Attending a Pueblo Feast Day was a wonderfully unique experience for me, being new to New Mexico. I was thrilled to meet Ted Pedro, who is from the smallest village in Laguna, Paraje, and to learn so much more about him and the Pueblo culture. We started our conversation with some of the basics of the Laguna Pueblo structure – the clan system. According to Ted, each Laguna Pueblo member has two clans, one paternal clan and one maternal clan. Ted, for example, is Lizard clan by his dad and Sun clan by his mother.  Pueblos use earth symbols or animal symbols to define their clans: Antelope clan, badger clan, oak clan, bear clan and others. These clans lead the spirituality in the Laguna Pueblo.

Coming from China, I am very interested in knowing about family dynamics and traditions in other cultures. To Ted, his entire village is his family. Growing up in the Village of Paraje, Ted recalls the whole village would help take care of him – a contrast to his son’s younger years living in town. Reflecting, Ted feels his grandson never got to experience the closeness of the family of the entire village in the same way he did.

One of the most admirable and interesting points of our conversation surrounded the idea of success. In contrast to what some may see as success, Ted and his family in Laguna’s definition of success are not about money at all. Growing up, Ted and his family were taught to truly value education.
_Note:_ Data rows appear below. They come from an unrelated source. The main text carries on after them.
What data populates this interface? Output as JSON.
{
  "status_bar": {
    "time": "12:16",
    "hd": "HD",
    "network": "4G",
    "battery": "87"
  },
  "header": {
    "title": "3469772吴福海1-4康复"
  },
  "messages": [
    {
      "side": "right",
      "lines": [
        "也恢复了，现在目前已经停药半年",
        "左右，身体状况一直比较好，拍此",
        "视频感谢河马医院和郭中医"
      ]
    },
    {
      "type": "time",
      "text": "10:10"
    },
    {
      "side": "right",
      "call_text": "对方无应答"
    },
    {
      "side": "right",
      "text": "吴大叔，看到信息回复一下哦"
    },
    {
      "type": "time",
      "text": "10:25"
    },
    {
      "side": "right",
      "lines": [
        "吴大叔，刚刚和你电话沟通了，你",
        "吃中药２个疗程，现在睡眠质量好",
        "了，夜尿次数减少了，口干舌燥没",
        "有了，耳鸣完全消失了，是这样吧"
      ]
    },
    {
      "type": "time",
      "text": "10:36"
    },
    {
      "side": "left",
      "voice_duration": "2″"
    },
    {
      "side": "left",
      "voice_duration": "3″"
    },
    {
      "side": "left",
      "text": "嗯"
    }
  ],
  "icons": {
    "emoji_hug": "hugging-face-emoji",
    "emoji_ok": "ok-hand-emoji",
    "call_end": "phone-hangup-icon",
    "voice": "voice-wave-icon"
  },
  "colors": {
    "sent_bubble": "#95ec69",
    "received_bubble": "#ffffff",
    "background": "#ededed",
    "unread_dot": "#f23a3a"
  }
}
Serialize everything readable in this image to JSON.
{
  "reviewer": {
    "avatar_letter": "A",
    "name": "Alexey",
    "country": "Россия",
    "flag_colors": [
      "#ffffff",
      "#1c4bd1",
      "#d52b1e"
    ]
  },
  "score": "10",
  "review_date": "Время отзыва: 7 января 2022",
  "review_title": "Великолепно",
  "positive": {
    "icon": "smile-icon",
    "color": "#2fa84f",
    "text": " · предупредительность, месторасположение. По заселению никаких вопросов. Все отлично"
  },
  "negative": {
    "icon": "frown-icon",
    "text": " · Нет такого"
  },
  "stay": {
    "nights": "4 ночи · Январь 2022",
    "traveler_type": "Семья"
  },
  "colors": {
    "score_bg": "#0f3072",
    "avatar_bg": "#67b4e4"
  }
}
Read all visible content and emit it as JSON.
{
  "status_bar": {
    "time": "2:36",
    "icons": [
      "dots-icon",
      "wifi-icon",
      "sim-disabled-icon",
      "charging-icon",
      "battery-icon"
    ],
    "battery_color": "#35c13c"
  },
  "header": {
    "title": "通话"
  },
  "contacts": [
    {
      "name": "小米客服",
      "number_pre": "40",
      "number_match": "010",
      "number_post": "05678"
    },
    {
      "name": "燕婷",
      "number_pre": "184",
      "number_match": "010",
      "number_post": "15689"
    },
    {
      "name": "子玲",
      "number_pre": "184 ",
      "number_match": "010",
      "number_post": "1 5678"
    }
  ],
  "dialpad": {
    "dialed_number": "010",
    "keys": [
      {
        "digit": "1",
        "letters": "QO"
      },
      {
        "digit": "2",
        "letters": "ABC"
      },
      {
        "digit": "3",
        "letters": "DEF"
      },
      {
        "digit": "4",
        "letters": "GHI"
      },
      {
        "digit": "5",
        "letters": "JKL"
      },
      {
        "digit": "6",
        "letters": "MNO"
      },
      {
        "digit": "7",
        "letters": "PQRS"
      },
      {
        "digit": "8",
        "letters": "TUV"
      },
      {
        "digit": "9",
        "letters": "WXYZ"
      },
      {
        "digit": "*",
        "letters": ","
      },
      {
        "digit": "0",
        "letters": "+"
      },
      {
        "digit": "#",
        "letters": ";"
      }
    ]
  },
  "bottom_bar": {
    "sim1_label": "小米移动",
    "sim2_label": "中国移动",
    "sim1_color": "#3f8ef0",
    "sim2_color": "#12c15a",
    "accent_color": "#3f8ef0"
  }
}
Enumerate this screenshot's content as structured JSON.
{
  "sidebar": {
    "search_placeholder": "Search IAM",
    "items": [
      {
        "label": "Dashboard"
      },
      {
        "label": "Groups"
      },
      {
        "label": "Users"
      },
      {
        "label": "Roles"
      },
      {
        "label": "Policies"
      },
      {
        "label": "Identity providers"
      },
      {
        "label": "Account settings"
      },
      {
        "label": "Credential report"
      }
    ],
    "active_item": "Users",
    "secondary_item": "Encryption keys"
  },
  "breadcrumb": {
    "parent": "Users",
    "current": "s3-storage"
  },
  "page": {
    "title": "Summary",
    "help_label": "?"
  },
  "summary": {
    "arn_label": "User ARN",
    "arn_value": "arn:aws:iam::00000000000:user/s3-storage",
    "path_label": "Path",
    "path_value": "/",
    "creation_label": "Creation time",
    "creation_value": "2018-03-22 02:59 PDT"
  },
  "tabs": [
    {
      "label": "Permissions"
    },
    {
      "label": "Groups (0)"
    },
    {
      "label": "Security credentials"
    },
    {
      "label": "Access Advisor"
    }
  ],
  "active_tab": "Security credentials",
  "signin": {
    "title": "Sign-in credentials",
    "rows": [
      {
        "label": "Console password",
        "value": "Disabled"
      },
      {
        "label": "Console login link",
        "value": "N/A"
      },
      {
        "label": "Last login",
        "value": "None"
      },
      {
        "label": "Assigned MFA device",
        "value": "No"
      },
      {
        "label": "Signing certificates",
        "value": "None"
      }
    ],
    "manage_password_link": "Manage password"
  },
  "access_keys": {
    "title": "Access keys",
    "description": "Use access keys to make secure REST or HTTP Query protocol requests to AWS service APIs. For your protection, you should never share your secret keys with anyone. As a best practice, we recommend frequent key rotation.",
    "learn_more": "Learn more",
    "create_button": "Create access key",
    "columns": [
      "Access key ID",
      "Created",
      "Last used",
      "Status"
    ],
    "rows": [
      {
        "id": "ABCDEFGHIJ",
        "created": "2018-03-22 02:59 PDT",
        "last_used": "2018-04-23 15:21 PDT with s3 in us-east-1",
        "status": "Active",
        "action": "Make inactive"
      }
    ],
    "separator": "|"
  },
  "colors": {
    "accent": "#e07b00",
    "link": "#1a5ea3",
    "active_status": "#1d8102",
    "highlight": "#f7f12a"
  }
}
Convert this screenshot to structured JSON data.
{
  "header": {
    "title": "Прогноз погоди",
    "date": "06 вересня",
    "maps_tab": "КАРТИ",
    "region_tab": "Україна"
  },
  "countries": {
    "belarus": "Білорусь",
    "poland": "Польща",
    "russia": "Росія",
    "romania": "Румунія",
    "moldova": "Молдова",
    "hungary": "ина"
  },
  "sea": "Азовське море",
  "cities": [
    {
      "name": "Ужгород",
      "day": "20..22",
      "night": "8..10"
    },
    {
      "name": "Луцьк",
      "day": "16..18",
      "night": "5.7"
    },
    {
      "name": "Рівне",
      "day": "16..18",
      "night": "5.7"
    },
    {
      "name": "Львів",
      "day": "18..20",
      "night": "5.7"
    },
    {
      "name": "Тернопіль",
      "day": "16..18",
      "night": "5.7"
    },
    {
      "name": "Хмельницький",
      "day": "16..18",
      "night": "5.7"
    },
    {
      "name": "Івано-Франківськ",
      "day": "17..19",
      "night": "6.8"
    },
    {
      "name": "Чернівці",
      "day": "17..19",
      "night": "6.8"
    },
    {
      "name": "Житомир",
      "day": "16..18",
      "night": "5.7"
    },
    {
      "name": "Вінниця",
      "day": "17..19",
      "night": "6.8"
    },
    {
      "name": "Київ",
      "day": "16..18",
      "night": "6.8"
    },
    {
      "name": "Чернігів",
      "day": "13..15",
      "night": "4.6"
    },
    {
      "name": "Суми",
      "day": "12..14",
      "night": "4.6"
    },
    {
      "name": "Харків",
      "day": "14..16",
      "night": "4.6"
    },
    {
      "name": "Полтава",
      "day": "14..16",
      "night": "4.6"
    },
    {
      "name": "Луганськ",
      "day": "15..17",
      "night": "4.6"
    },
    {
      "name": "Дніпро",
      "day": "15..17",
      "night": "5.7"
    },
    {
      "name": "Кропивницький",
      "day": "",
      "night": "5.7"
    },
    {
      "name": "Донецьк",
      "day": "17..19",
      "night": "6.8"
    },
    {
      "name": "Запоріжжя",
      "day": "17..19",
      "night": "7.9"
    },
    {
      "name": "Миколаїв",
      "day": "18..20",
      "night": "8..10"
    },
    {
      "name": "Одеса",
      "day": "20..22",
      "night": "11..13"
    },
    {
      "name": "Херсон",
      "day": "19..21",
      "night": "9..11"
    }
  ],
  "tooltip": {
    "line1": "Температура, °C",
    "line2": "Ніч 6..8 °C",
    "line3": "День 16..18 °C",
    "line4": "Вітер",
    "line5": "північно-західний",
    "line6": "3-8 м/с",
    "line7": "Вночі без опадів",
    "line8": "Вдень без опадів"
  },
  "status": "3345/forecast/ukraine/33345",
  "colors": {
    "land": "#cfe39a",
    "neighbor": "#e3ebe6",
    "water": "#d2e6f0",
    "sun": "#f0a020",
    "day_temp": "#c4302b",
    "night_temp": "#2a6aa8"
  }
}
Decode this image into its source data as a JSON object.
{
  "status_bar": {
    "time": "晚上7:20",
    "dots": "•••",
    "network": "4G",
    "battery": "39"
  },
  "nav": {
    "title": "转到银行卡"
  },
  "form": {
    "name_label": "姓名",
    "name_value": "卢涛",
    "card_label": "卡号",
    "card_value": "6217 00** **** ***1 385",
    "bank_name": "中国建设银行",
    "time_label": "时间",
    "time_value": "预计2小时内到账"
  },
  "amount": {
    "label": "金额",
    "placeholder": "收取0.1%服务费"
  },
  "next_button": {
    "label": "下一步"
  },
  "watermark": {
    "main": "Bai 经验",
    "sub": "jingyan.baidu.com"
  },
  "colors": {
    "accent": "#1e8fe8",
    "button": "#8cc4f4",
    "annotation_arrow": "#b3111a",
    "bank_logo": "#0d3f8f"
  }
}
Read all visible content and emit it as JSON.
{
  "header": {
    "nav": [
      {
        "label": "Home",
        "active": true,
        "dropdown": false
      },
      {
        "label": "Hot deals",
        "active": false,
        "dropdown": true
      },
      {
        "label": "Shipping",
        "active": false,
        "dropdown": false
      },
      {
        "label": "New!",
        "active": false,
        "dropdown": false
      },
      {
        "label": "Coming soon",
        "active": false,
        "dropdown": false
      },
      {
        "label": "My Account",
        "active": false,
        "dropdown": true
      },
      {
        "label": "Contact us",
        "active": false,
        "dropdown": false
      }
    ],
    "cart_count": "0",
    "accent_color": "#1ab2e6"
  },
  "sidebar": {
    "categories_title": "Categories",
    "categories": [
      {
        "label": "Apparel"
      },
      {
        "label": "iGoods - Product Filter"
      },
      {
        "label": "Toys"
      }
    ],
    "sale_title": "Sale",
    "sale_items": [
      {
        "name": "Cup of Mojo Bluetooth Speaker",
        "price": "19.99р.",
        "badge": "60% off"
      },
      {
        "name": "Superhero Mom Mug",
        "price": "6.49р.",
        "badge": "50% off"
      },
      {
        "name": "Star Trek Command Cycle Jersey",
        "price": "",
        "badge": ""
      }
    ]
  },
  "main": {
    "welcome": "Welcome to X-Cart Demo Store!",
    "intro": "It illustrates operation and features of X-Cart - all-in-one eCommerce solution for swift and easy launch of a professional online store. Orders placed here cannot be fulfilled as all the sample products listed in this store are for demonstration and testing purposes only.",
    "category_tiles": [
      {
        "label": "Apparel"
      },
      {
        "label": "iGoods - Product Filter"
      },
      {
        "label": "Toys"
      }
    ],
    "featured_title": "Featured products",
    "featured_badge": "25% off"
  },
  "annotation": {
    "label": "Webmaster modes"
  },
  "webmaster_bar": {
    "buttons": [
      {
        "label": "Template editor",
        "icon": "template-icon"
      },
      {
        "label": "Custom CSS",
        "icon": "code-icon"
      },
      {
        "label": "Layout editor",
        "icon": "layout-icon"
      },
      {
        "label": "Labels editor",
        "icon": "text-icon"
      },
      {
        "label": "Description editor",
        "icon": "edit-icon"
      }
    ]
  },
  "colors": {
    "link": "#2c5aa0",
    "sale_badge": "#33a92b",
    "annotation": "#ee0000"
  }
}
“There are five boys in our family with no girls at all. Since we were little, my mom taught us how to cook, wash clothes and get ready for our work every day. She encouraged us every day to be involved in our school,” Ted explained. “In our minds, as long as you are working and taking care of your family, you are successful.”

Ted and his brothers went to school on the reservation and grew up raising animals like chicken, sheep and rabbits. His family also had a private garden, which he explained is how his family was able to sustain themselves on the reservation.  He recalled storing food to last for the whole year – they don’t do this anymore though.

Since I’ve come to New Mexico, I have seen many beautiful pieces of Native artwork and have been able to see many Pueblo dances at the Indian Pueblo Cultural Center. So, I continued my conversation with Ted to focus on arts and dance.

Ted explained that he has several aunts that make pottery, and that art is a big part of Pueblo culture According to Ted, traditionally, if Pueblo members wanted pottery or jewelry, they would trade breads with artists. He said that even today, in some markets, you will see different vendors exchanging and trading things with each other.

When we began talking about Pueblo dances, Ted told me that punctuality is very important in their culture. “If there is a village dance going on, you have to be up and get ready even before the sunrise,” Ted explained. “But, you would never be late because your family will be sure you wake up for the dance,” Ted said with a light laugh.

Also important to the Pueblo culture are private dances, only open to Natives to see. These dances were given to us, and this part of our culture is not to be shared,” Ted explained. “With one particular dance, even adopted or married-in Pueblo members are not allowed to participate or watch. No exceptions. Otherwise, the spirits will punish us. Each Pueblo has a private dance.”

Finally, I asked Ted what, from his perspective, is the most commonly held misconception about people of his culture.  Ted explained that many people have the wrong idea that Native Americans are all one big group. In reality, there are 567 federally recognized tribes in the United States. Each tribe has many differences, culturally, traditionally, religiously and governmentally.

Hearing this final thought from Ted about the common misconceptions held by many people about Native American cultures, I am proud and excited to continue my work with AIANTA, whose work focuses on dispelling those very misconceptions through experience and travel.

Bureau of Indian Affairs

Juan Bautista de Anza National Historic Trail

Native American Agriculture Fund

Lewis & Clark National Historic Trail

Bureau of Land Management

National Endowment of the Arts

National Park Service

United States Forest Service